20 Amminadab the father of Nahshon,
Nahshon the father of Salmon,
21 Salmon the father of Boaz,
Boaz the father of Obed,
22 Obed the father of Jesse,
and Jesse the father of David.

(Ruth 4.18–22, NIV)

In a book that seems slightly off topic, we discover that it is through the lineage of Ruth comes Jesus.

Thought Questions:

So which character in the book of Ruth was most faithful? Might one argue that Boaz was just as faithful as anyone?

How might of the story of Jesus been different if Boaz had not been a part of Ruth’s story?

In what ways has God moved in unusual and surprising ways in your life and the end result was unexpected blessings?

Numbers 13.1-33 – October 15, 2020

Numbers 13:1–33

The Lord said to Moses, “Send some men to explore the land of Canaan, which I am giving to the Israelites. From each ancestral tribe send one of its leaders.” 

26 They came back to Moses and Aaron and the whole Israelite community at Kadesh in the Desert of Paran. There they reported to them and to the whole assembly and showed them the fruit of the land. 27 They gave Moses this account: “We went into the land to which you sent us, and it does flow with milk and honey! Here is its fruit. 28 But the people who live there are powerful, and the cities are fortified and very large. We even saw descendants of Anak there. 29 The Amalekites live in the Negev; the Hittites, Jebusites and Amorites live in the hill country; and the Canaanites live near the sea and along the Jordan.”
30 Then Caleb silenced the people before Moses and said, “We should go up and take possession of the land, for we can certainly do it.”
31 But the men who had gone up with him said, “We can’t attack those people; they are stronger than we are.” 32 And they spread among the Israelites a bad report about the land they had explored.

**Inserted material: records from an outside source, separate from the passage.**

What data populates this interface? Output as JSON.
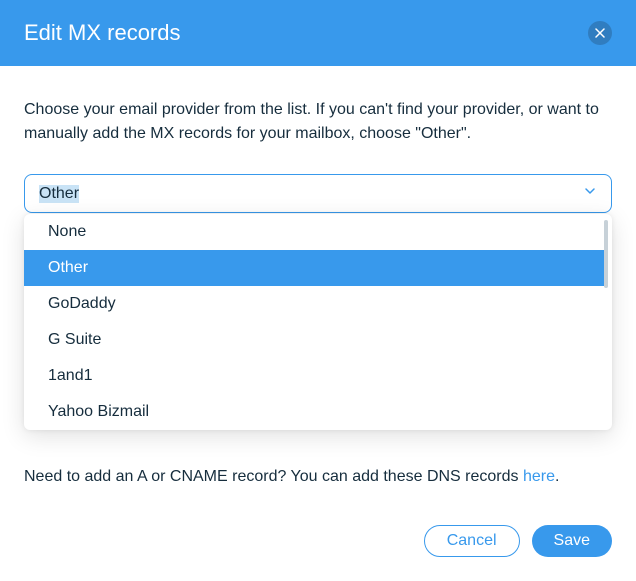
{
  "header": {
    "title": "Edit MX records"
  },
  "body": {
    "description": "Choose your email provider from the list. If you can't find your provider, or want to manually add the MX records for your mailbox, choose \"Other\".",
    "select": {
      "selected": "Other",
      "options": [
        {
          "label": "None",
          "selected": false
        },
        {
          "label": "Other",
          "selected": true
        },
        {
          "label": "GoDaddy",
          "selected": false
        },
        {
          "label": "G Suite",
          "selected": false
        },
        {
          "label": "1and1",
          "selected": false
        },
        {
          "label": "Yahoo Bizmail",
          "selected": false
        }
      ]
    },
    "note_prefix": "Need to add an A or CNAME record? You can add these DNS records ",
    "note_link": "here",
    "note_suffix": "."
  },
  "footer": {
    "cancel": "Cancel",
    "save": "Save"
  }
}
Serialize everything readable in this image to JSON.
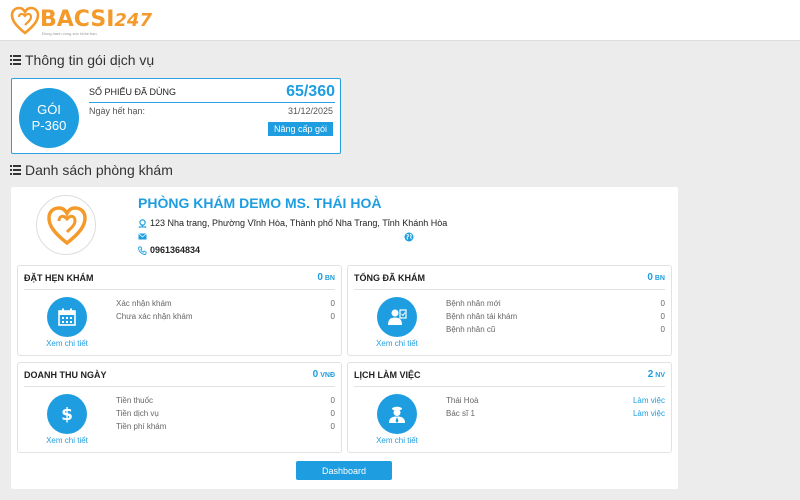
{
  "brand": {
    "name": "BACSI",
    "suffix": "247",
    "tagline": "Đồng hành cùng sức khỏe bạn"
  },
  "package_section": {
    "title": "Thông tin gói dịch vụ",
    "package_line1": "GÓI",
    "package_line2": "P-360",
    "used_label": "SỐ PHIẾU ĐÃ DÙNG",
    "used_value": "65/360",
    "expiry_label": "Ngày hết hạn:",
    "expiry_value": "31/12/2025",
    "upgrade_label": "Nâng cấp gói"
  },
  "clinic_section": {
    "title": "Danh sách phòng khám",
    "clinic_name": "PHÒNG KHÁM DEMO MS. THÁI HOÀ",
    "address": "123 Nha trang, Phường Vĩnh Hòa, Thành phố Nha Trang, Tỉnh Khánh Hòa",
    "email": "",
    "phone": "0961364834",
    "dashboard_label": "Dashboard"
  },
  "stats": {
    "appointments": {
      "title": "ĐẶT HẸN KHÁM",
      "count": "0",
      "unit": "BN",
      "link": "Xem chi tiết",
      "rows": [
        {
          "label": "Xác nhận khám",
          "value": "0"
        },
        {
          "label": "Chưa xác nhận khám",
          "value": "0"
        }
      ]
    },
    "examined": {
      "title": "TỔNG ĐÃ KHÁM",
      "count": "0",
      "unit": "BN",
      "link": "Xem chi tiết",
      "rows": [
        {
          "label": "Bệnh nhân mới",
          "value": "0"
        },
        {
          "label": "Bệnh nhân tái khám",
          "value": "0"
        },
        {
          "label": "Bệnh nhân cũ",
          "value": "0"
        }
      ]
    },
    "revenue": {
      "title": "DOANH THU NGÀY",
      "count": "0",
      "unit": "VNĐ",
      "link": "Xem chi tiết",
      "rows": [
        {
          "label": "Tiền thuốc",
          "value": "0"
        },
        {
          "label": "Tiền dịch vụ",
          "value": "0"
        },
        {
          "label": "Tiền phí khám",
          "value": "0"
        }
      ]
    },
    "schedule": {
      "title": "LỊCH LÀM VIỆC",
      "count": "2",
      "unit": "NV",
      "link": "Xem chi tiết",
      "rows": [
        {
          "label": "Thái Hoà",
          "value": "Làm việc"
        },
        {
          "label": "Bác sĩ 1",
          "value": "Làm việc"
        }
      ]
    }
  },
  "colors": {
    "accent": "#1e9ee0",
    "brand": "#f39a2b",
    "background": "#ececec"
  },
  "icons": {
    "section": "list-icon",
    "address": "location-pin-icon",
    "email": "envelope-icon",
    "phone": "phone-icon",
    "website": "globe-icon",
    "appointments": "calendar-icon",
    "examined": "patient-icon",
    "revenue": "dollar-icon",
    "schedule": "doctor-icon"
  }
}
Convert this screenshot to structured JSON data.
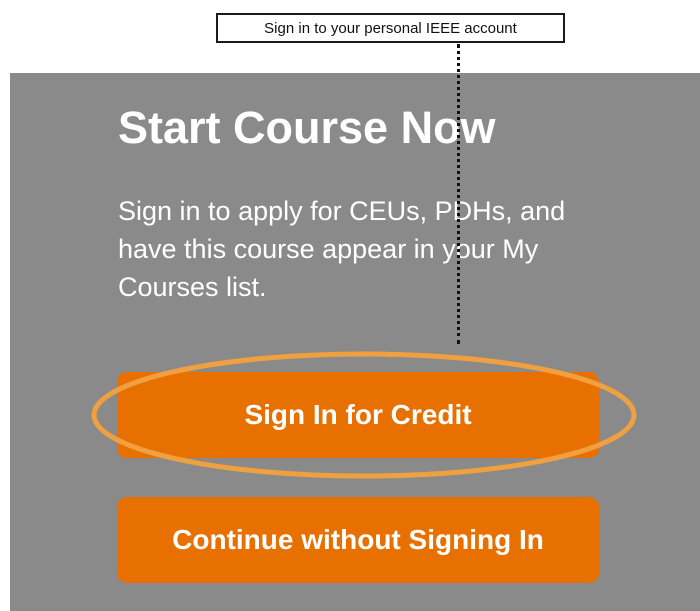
{
  "annotation": {
    "callout_text": "Sign in to your personal IEEE account",
    "highlight_color": "#f0a040"
  },
  "panel": {
    "title": "Start Course Now",
    "description": "Sign in to apply for CEUs, PDHs, and have this course appear in your My Courses list.",
    "background_color": "#8a8a8a"
  },
  "buttons": {
    "sign_in_label": "Sign In for Credit",
    "continue_label": "Continue without Signing In",
    "accent_color": "#e87000"
  }
}
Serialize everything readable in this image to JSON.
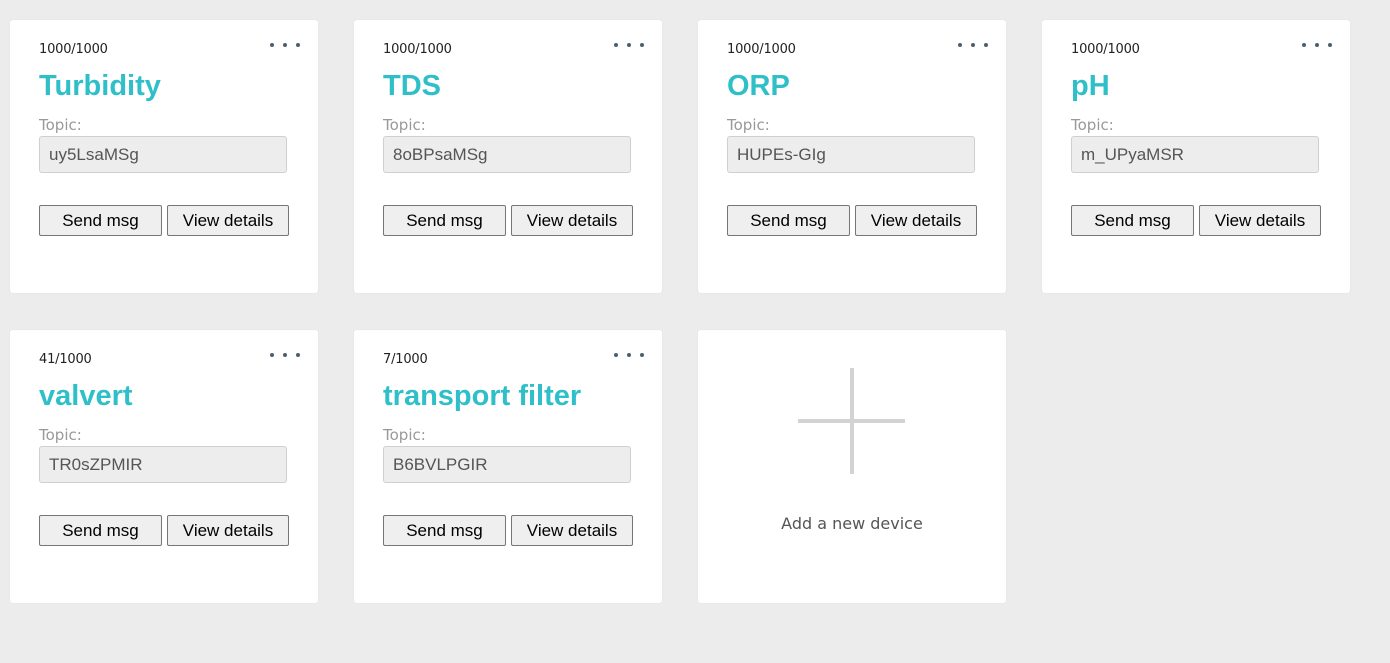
{
  "devices": [
    {
      "quota": "1000/1000",
      "name": "Turbidity",
      "topic_label": "Topic:",
      "topic": "uy5LsaMSg",
      "send_label": "Send msg",
      "view_label": "View details"
    },
    {
      "quota": "1000/1000",
      "name": "TDS",
      "topic_label": "Topic:",
      "topic": "8oBPsaMSg",
      "send_label": "Send msg",
      "view_label": "View details"
    },
    {
      "quota": "1000/1000",
      "name": "ORP",
      "topic_label": "Topic:",
      "topic": "HUPEs-GIg",
      "send_label": "Send msg",
      "view_label": "View details"
    },
    {
      "quota": "1000/1000",
      "name": "pH",
      "topic_label": "Topic:",
      "topic": "m_UPyaMSR",
      "send_label": "Send msg",
      "view_label": "View details"
    },
    {
      "quota": "41/1000",
      "name": "valvert",
      "topic_label": "Topic:",
      "topic": "TR0sZPMIR",
      "send_label": "Send msg",
      "view_label": "View details"
    },
    {
      "quota": "7/1000",
      "name": "transport filter",
      "topic_label": "Topic:",
      "topic": "B6BVLPGIR",
      "send_label": "Send msg",
      "view_label": "View details"
    }
  ],
  "add_device": {
    "label": "Add a new device",
    "icon": "plus-icon"
  },
  "colors": {
    "accent": "#2fbfc9",
    "background": "#ececec",
    "card": "#ffffff",
    "menu_dots": "#4d5f6e"
  }
}
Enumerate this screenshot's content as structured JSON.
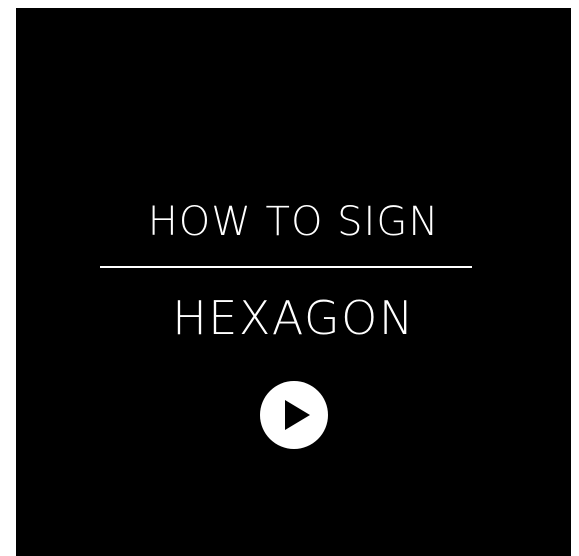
{
  "video": {
    "title_line1": "HOW TO SIGN",
    "title_line2": "HEXAGON",
    "play_icon": "play-icon",
    "colors": {
      "background": "#000000",
      "foreground": "#ffffff"
    }
  }
}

They said, “The land we explored devours those living in it. All the people we saw there are of great size. 33 We saw the Nephilim there (the descendants of Anak come from the Nephilim). We seemed like grasshoppers in our own eyes, and we looked the same to them.”
  (Numbers 13:1–33, NIV)

What would you have done, when faced with following God’s commands in the face of seemingly giant odds stacked against you?

Thought Questions:

Why do you think God would have the people of Israel scout out a land he had already promised to give them?

Why is it easier to listen to the people who are negative than it is to listen to those who are calling you to be faithful?

If you were the people of Israel, how would you move forward at this point, based on what you have read?

Esther 4.14 – October 1, 2020

Esther 4.14

For if you remain silent at this time, relief and deliverance for the Jews will arise from another place, but you and your father’s family will perish. And who knows but that you have come to your royal position for such a time as this?”  (Esther 4.14, NIV)

“Esther truly saved the Jewish nation because of her courage.”

Thought Questions:

Why is it easier for us to remain silent, rather than speak up in the face of adversity?

What can we do to give ourselves more strength to speak up?

Describe a time when you felt as if you were at just the right place at just the right time to help someone in the name of the Lord? In what ways did you feel God at work in that moment?